Squeezing One Last Deduction out of 2009
By Yolander Prinzel
Surprisingly, many people do not realize that they can still get one last deduction out of 2009 even though their current calendar reads 2010. No, this isn’t fantasy or traffic grasping SEO hype — there really is one way for you to still get another deduction on your 2009 taxes. Ready? Here goes:
If you want to get just one more 2009 tax deduction then make a contribution to your already existing IRA account on or before April 15th, 2010.
It’s All In The Details
One of the most important points to note about this deduction is that, in order to take advantage of it, you must have had the IRA you make a contribution to opened in or before 2009. That means you cannot open an IRA account in 2010 and then fund it in 2010 while receiving a deduction for 2009.

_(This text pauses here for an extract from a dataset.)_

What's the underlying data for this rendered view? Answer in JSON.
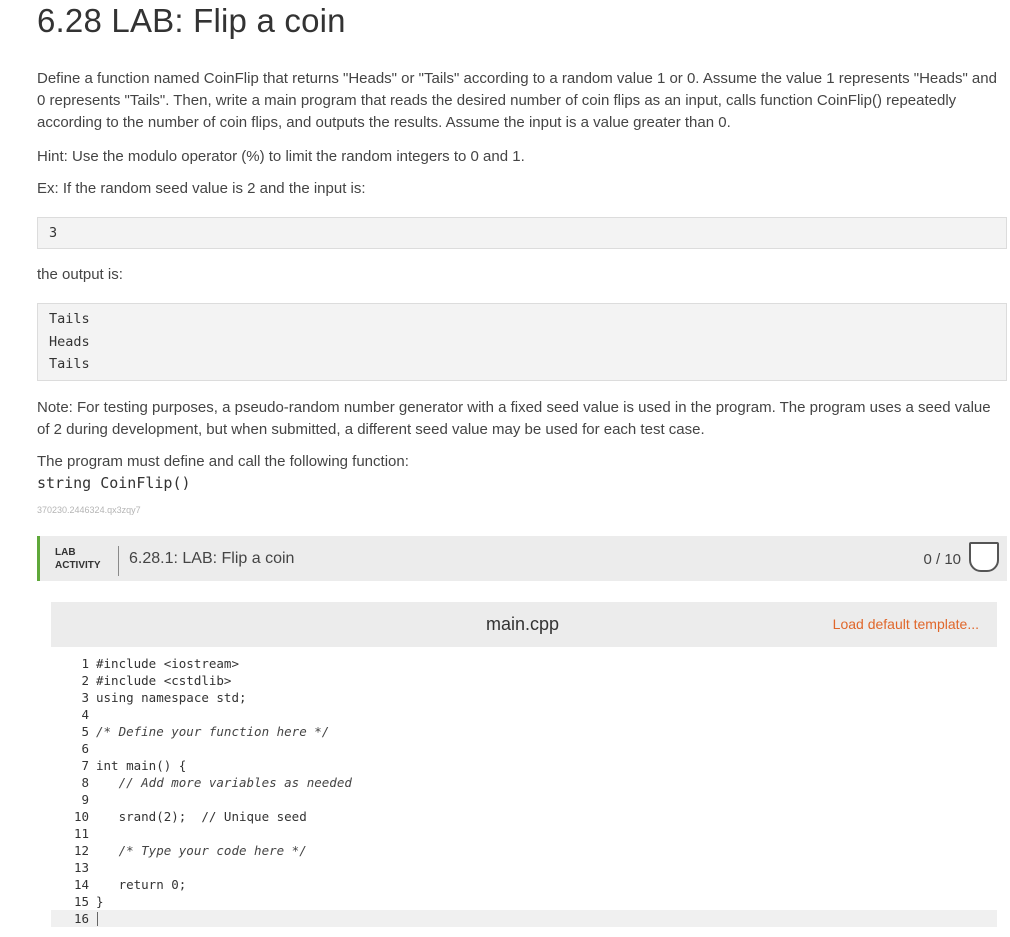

The second point to make note of is the deadline to make this contribution. If you plan to make a contribution to a SEP, Roth or traditional IRA that was created in or before 2009 then you only have until April 15th to do so. In most cases, making a deductible contribution means that you must have the money in your IRA account by April 15th. If you mail it or bring it into your broker’s office on April 15th it may not be deductible for 2009. Your CPA is a great resource for determining whether or not your broker’s constructive receipt or an April 15th postmark is enough to get the deduction.
2009 Contribution Limits Still Apply

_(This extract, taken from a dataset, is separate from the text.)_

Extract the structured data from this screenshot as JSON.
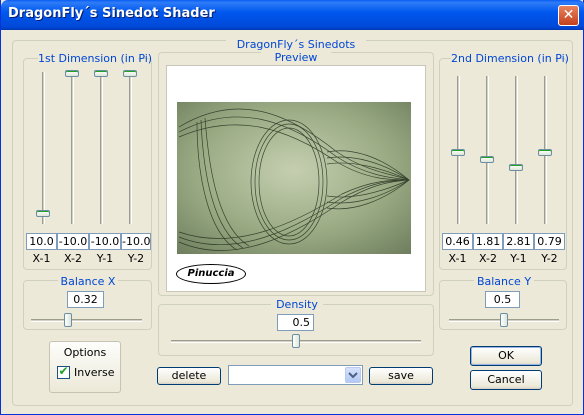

In case you are wondering, you can make contributions to both your Roth and traditional IRA and deduct the entire amount as long as you stay within 2009 contribution limits, which are:
- $5,000 (cumulative) for a Roth or traditional IRA if you are under age 50 and $6,000 if you are 50 or over.
- The lesser of $46,000 OR 25% of your income (up to $230,000) to your SEP regardless of your age.
In order to ensure that you get the deduction for 2009, be sure to mark the memo line of your check “Contribution for 2009.”
Don’t Forget To Direct the Funds
Now, while you are rushing to make that last minute deduction, don’t forget that the money inside an IRA will not necessarily invest itself. If your IRA is part of a managed account then you may be paying a fee to have financial decisions made for you, in which case your account manager or broker will likely invest the funds according to your risk tolerance and existing investments. If your account is not a managed account then your contribution may just be sitting in a money market until you call your brokerage firm and have the money invested. If you have a broker, chances are he or she will call you when they see the money come in but if you are using an online brokerage firm you may need to be proactive about the incoming funds.
This article was originally written or modified on . If you enjoyed reading this post, please consider subscribing to my full RSS feed. Or you can also choose to have free daily updates delivered right to your inbox.